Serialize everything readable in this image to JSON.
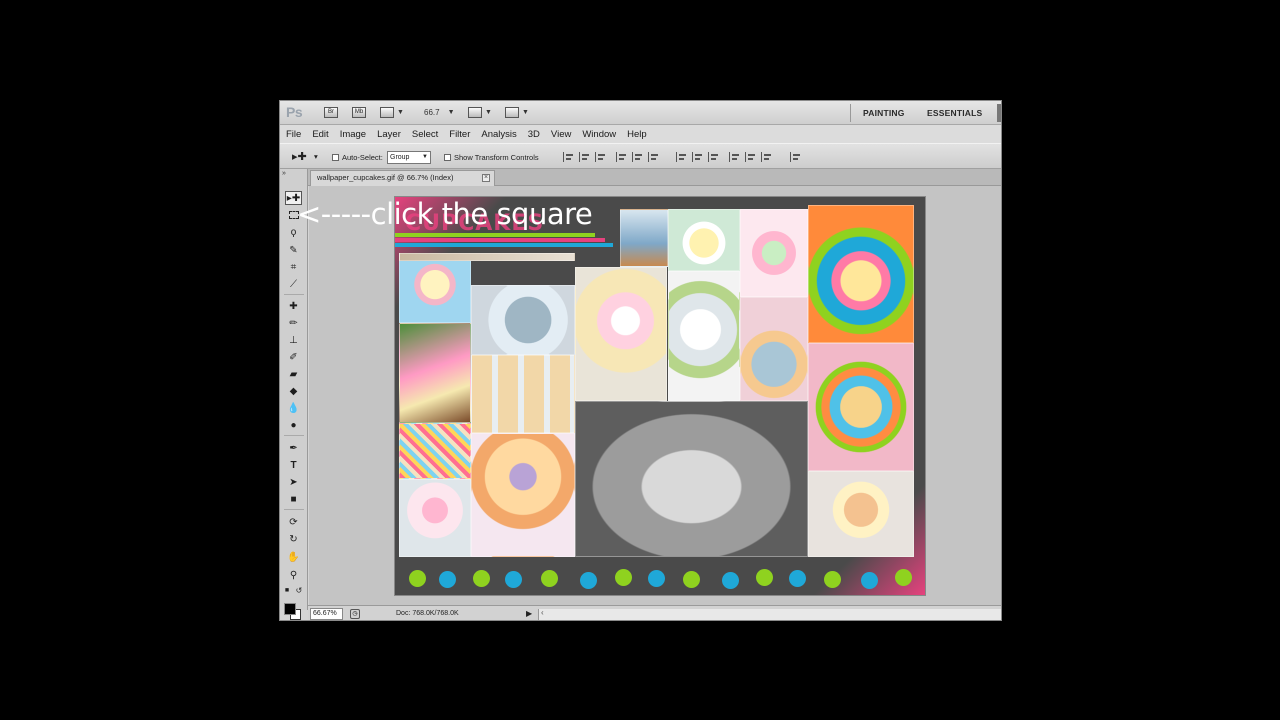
{
  "app": {
    "logo": "Ps",
    "bridge_btn": "Br",
    "minibridge_btn": "Mb",
    "zoom_level": "66.7",
    "workspaces": [
      "PAINTING",
      "ESSENTIALS"
    ]
  },
  "menu": [
    "File",
    "Edit",
    "Image",
    "Layer",
    "Select",
    "Filter",
    "Analysis",
    "3D",
    "View",
    "Window",
    "Help"
  ],
  "options": {
    "auto_select_label": "Auto-Select:",
    "auto_select_value": "Group",
    "show_transform_label": "Show Transform Controls"
  },
  "document": {
    "tab_title": "wallpaper_cupcakes.gif @ 66.7% (Index)",
    "tab_close": "×",
    "art_title": "CUPCAKES"
  },
  "annotation": "<-----click the square",
  "status": {
    "zoom": "66.67%",
    "doc_size": "Doc: 768.0K/768.0K"
  },
  "colors": {
    "accent_pink": "#e6427e",
    "dot_blue": "#1fa8d8",
    "dot_green": "#8fd21f"
  },
  "tools": [
    "move-icon",
    "marquee-icon",
    "lasso-icon",
    "quick-select-icon",
    "crop-icon",
    "eyedropper-icon",
    "healing-icon",
    "brush-icon",
    "stamp-icon",
    "history-brush-icon",
    "eraser-icon",
    "gradient-icon",
    "blur-icon",
    "dodge-icon",
    "pen-icon",
    "type-icon",
    "path-select-icon",
    "shape-icon",
    "3d-rotate-icon",
    "3d-orbit-icon",
    "hand-icon",
    "zoom-icon"
  ]
}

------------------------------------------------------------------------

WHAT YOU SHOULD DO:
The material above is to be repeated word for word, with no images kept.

FINISHED TASK:
Serialize everything readable in this image to JSON.
{
  "app": {
    "logo": "Ps",
    "bridge_btn": "Br",
    "minibridge_btn": "Mb",
    "zoom_level": "66.7",
    "workspaces": [
      "PAINTING",
      "ESSENTIALS"
    ]
  },
  "menu": [
    "File",
    "Edit",
    "Image",
    "Layer",
    "Select",
    "Filter",
    "Analysis",
    "3D",
    "View",
    "Window",
    "Help"
  ],
  "options": {
    "auto_select_label": "Auto-Select:",
    "auto_select_value": "Group",
    "show_transform_label": "Show Transform Controls"
  },
  "document": {
    "tab_title": "wallpaper_cupcakes.gif @ 66.7% (Index)",
    "tab_close": "×",
    "art_title": "CUPCAKES"
  },
  "annotation": "<-----click the square",
  "status": {
    "zoom": "66.67%",
    "doc_size": "Doc: 768.0K/768.0K"
  },
  "colors": {
    "accent_pink": "#e6427e",
    "dot_blue": "#1fa8d8",
    "dot_green": "#8fd21f"
  },
  "tools": [
    "move-icon",
    "marquee-icon",
    "lasso-icon",
    "quick-select-icon",
    "crop-icon",
    "eyedropper-icon",
    "healing-icon",
    "brush-icon",
    "stamp-icon",
    "history-brush-icon",
    "eraser-icon",
    "gradient-icon",
    "blur-icon",
    "dodge-icon",
    "pen-icon",
    "type-icon",
    "path-select-icon",
    "shape-icon",
    "3d-rotate-icon",
    "3d-orbit-icon",
    "hand-icon",
    "zoom-icon"
  ]
}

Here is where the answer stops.